We do not have much time left, so let’s hurry out to Toon Town and stop for a tour of Mickey’s House and Minnie’s House. A virtual textbook of gender relations and construction awaits us as we walk through these domiciles. In Mickey’s house we learn that males have the power (keys to the city), athletic ability (a variety of sports paraphernalia), and do important work (we meet Mickey at work in his studio behind the house). Minnie’s house on the other hand is mostly a domestic paradise with the kitchen taking up most of the space.

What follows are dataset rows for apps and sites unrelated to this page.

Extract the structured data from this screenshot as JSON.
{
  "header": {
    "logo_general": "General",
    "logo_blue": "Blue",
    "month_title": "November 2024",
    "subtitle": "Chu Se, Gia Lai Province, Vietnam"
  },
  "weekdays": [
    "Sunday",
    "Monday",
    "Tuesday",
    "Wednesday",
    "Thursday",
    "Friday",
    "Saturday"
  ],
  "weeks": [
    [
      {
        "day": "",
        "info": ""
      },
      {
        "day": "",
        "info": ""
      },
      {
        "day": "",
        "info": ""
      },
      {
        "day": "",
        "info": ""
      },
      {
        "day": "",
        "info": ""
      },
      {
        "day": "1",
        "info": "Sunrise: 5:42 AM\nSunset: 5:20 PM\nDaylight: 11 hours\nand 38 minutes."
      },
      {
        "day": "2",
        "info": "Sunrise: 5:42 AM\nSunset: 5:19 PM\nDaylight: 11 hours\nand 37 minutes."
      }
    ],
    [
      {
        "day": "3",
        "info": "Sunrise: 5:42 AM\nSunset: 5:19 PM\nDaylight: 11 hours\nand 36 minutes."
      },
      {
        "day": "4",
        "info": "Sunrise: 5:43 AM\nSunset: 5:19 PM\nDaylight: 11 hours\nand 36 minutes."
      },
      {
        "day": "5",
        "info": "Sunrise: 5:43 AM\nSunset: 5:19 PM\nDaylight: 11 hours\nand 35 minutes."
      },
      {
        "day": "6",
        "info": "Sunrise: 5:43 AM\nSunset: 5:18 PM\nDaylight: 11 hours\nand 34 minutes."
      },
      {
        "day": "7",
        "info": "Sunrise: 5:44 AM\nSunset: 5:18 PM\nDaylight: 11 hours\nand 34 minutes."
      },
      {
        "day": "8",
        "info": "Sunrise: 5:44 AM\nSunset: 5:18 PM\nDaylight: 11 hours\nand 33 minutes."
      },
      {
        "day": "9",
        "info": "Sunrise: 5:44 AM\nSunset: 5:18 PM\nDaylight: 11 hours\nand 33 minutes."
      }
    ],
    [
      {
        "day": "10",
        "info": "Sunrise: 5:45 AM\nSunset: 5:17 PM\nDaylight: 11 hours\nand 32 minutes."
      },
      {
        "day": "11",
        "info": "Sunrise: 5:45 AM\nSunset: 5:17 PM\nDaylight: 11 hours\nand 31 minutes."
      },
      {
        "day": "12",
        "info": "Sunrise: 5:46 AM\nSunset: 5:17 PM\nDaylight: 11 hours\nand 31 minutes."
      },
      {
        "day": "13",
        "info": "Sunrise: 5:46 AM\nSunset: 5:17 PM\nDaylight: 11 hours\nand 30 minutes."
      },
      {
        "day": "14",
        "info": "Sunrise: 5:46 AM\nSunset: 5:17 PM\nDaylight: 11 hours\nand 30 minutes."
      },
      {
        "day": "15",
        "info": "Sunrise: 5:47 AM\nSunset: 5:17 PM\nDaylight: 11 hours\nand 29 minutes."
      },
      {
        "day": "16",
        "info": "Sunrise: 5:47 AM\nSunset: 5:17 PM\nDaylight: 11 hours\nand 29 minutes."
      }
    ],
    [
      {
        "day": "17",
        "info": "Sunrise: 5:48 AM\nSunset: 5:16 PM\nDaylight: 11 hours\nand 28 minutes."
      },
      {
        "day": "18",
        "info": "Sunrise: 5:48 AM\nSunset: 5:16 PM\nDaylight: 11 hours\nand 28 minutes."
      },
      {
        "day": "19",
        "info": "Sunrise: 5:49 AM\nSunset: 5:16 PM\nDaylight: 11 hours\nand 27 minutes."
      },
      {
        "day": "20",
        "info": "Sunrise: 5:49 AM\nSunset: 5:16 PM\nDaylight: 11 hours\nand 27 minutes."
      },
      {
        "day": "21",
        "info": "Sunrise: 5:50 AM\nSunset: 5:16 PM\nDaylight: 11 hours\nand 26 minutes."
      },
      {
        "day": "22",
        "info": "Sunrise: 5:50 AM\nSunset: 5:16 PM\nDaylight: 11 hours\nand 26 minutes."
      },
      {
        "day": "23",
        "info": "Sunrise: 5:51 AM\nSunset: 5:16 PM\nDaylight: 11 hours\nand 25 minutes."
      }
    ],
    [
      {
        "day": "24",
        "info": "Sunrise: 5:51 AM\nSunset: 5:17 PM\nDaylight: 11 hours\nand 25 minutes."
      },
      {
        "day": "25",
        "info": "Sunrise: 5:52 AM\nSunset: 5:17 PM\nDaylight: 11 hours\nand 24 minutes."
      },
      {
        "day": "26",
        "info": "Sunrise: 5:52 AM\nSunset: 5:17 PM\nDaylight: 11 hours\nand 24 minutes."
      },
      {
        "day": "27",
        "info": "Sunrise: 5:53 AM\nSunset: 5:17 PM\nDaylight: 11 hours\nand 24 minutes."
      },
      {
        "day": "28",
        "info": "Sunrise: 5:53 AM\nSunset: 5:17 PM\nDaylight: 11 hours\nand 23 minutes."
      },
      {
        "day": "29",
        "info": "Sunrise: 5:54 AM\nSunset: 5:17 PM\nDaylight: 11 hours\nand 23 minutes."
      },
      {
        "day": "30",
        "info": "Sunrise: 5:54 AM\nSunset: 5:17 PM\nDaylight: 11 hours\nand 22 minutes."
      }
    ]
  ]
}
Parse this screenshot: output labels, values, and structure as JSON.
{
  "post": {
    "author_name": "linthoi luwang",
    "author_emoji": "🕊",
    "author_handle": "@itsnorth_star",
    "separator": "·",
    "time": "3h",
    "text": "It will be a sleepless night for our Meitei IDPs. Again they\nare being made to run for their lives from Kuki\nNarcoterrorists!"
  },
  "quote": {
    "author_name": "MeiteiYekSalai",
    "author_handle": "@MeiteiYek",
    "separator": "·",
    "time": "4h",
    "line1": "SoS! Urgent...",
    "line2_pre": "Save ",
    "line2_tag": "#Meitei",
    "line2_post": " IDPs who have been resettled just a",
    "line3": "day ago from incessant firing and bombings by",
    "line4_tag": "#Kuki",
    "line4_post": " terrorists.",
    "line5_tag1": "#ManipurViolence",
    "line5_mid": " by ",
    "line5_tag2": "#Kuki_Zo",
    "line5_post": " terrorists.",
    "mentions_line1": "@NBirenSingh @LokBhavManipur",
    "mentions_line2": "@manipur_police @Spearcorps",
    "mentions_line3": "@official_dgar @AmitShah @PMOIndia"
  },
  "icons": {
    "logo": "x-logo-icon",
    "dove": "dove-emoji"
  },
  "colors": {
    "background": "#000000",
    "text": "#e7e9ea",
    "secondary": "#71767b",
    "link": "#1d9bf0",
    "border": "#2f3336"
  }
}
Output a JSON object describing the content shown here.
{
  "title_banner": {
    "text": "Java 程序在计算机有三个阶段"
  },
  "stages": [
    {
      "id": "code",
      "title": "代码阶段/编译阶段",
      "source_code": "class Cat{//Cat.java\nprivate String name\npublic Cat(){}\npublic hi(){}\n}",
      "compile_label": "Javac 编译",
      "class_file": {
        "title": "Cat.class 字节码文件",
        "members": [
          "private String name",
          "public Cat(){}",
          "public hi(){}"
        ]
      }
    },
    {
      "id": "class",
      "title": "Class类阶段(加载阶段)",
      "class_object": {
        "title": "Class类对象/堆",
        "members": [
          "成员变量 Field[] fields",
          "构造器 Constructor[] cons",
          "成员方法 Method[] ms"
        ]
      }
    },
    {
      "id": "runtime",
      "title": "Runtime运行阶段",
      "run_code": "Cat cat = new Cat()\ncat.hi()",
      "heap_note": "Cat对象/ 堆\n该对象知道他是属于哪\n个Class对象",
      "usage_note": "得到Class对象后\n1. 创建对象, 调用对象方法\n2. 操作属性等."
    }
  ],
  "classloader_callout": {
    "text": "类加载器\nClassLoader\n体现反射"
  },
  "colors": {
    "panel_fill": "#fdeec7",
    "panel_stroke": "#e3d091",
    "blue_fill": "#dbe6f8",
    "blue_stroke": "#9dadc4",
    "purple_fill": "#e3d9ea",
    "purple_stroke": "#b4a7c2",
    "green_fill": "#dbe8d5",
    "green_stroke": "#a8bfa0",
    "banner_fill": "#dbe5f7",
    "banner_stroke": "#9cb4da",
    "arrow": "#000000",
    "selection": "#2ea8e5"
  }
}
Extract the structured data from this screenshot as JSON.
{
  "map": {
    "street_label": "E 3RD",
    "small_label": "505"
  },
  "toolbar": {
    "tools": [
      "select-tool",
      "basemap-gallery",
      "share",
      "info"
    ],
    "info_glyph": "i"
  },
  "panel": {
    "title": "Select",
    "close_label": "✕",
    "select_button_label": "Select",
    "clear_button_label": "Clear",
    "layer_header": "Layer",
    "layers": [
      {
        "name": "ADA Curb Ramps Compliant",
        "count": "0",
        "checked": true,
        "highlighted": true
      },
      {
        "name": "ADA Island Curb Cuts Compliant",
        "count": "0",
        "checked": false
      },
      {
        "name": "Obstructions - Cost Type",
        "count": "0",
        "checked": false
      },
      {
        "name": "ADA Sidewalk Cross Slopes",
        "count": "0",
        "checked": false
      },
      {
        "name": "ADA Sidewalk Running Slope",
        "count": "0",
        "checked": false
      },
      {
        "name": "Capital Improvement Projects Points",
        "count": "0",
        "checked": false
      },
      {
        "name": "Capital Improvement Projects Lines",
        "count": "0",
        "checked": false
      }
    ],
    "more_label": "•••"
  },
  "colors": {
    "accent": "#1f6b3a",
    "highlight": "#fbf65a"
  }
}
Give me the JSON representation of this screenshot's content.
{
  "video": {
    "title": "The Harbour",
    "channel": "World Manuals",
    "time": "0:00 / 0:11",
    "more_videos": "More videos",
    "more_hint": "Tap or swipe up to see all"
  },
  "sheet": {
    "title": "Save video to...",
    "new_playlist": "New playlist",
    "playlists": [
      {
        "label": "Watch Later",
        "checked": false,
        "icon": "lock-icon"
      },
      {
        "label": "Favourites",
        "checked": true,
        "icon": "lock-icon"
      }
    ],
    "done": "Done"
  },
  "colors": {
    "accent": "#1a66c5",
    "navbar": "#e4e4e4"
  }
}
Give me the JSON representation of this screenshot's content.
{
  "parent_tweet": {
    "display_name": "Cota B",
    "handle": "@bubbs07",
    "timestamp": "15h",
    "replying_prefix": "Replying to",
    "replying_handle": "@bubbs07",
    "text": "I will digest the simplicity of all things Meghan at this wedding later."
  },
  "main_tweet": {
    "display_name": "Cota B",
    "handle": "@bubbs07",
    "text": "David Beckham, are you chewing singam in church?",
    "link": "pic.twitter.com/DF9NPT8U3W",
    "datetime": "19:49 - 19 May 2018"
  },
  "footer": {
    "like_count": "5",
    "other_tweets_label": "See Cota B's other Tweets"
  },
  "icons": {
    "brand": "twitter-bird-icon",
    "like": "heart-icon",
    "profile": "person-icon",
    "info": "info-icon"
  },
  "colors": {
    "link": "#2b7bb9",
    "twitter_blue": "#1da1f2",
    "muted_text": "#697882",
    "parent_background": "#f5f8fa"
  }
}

Not only is she (and by implication, all women) supposed to be concerned with feeding her man, she is also supposed to be attractive, hence the vanity and
perfume counter, the “diet” cookies, and the copy of Jessica’s Secret, a take-off of the Victoria’s Secret lingerie catalog, with a picture of Jessica Rabbit on the cover. I guess we should not be surprised that three of the ten items on her “To Do” list involve Mickey.
By now we are a bit tired, so why not sit back and take a Disney geography lesson via It’s a Small World? Here, amidst the hallucinatory effects of one of the world’s most insidious tunes, we learn that almost half of the world is European or of European descent as we tour the globe and count the number of scenes and dolls from each country or region. For those of you with any bent towards anthropology, it is all here: manifest destiny, exotification of the other, and construction of the “primitive.” The point of the ride is clear in the final room where all the children of the world join together, wearing white garments and singing not in their native languages, but in English: It’s a white/European world after all.
Our tour is coming to an end. There is no time for Frontierland where the new McDonald’s Chuck Wagon sells fries and cokes for more than any other stand in the park and we will have to leave Tomorrowland for tomorrow. We never had a chance to explore the commercial wonder of the new Downtown Disney Mall or the new California Adventure theme park across the street where simulacra are piled upon simulacra. Perhaps next time, perhaps another day, but for now: “M-I-C, See how sociological this place is? K-E-Y, Why? Because it’s a microcosm of American culture. M-O-U-S-E.”